The intent of the 1947 Constitutional Convention was to vest the Supreme Court with the broadest possible administrative authority. Conceptually, such authority encompasses all facets of the internal management of our courts. Cf. Mattera, supra , 34 N.J. at 272. This was made clear by the Committee on the Judiciary which considered it a fundamental requirement that the courts be vested with "exclusive authority over administration." 2 Proceedings of the Constitutional Convention of 1947, at 1180, 1183. See also the monograph of Morris M. Schnitzer entitled "Judicial Administration," Id. at 1651, in which the author listed the court reporters as among the essential nonjudicial officers over whom the court must exercise control and without whom it could not properly function. "Judicial Control Over Non-Judicial Officers Concerned With the Administration of Justice," Id. at 1656. Other jurisdictions likewise recognize that court reporting is an administrative matter and that its supervision is routinely administrative. See, e.g., Hydramotive Mfg. Corp. v. Securities and Exchange Com'n , 355 F.2d 179, 180 (10 Cir. 1966).

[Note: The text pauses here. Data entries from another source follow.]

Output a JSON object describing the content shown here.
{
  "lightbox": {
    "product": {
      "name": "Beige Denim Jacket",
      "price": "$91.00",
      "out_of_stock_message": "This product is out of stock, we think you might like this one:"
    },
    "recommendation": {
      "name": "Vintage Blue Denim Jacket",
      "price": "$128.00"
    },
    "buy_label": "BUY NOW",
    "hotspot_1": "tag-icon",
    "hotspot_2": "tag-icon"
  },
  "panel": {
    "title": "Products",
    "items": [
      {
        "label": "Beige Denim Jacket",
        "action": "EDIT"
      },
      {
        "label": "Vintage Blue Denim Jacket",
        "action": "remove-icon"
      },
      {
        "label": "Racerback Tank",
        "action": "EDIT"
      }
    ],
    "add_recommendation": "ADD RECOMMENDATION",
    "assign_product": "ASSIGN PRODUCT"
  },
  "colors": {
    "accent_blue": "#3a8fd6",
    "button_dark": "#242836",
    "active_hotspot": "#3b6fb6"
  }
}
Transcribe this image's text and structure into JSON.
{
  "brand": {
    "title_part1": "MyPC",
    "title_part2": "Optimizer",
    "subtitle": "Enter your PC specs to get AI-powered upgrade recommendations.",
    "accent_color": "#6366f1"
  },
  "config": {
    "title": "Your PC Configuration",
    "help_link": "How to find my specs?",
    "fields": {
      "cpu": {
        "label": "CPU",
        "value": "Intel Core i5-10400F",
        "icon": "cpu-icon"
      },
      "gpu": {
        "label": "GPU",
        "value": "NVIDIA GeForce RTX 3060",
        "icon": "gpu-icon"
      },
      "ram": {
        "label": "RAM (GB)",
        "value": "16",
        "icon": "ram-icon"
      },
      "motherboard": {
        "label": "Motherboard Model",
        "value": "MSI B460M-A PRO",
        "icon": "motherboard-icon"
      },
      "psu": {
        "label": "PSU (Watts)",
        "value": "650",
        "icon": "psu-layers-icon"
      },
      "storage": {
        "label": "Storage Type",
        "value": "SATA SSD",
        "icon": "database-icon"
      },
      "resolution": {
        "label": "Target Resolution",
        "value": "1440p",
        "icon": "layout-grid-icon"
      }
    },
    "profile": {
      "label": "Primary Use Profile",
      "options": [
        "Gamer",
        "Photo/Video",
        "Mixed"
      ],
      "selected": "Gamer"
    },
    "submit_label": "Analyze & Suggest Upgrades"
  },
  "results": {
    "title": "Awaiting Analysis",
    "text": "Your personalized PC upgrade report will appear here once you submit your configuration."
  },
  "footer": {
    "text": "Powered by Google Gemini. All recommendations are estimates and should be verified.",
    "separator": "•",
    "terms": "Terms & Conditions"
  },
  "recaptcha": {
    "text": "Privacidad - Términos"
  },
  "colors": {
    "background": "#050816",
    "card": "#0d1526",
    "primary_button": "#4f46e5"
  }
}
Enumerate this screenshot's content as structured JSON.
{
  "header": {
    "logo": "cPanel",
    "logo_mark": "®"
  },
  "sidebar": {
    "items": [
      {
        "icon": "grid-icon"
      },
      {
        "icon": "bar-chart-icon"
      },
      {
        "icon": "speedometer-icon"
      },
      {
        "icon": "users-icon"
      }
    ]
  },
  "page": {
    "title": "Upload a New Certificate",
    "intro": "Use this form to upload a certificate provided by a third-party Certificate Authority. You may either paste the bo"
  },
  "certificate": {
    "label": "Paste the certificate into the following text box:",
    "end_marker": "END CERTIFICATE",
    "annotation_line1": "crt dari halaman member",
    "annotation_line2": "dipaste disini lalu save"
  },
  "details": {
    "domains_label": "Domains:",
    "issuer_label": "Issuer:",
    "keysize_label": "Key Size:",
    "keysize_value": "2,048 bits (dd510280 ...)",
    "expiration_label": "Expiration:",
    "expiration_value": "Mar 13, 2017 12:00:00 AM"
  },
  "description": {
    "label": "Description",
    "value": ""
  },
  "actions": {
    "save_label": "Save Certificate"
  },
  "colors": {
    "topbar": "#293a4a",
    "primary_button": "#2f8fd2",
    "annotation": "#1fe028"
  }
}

We conclude that R. 5:10-6, R. 6:12-1 and the Supreme Court order of April 1, 1969 were adopted pursuant to the court's broad constitutional power and, accordingly, should be enforced.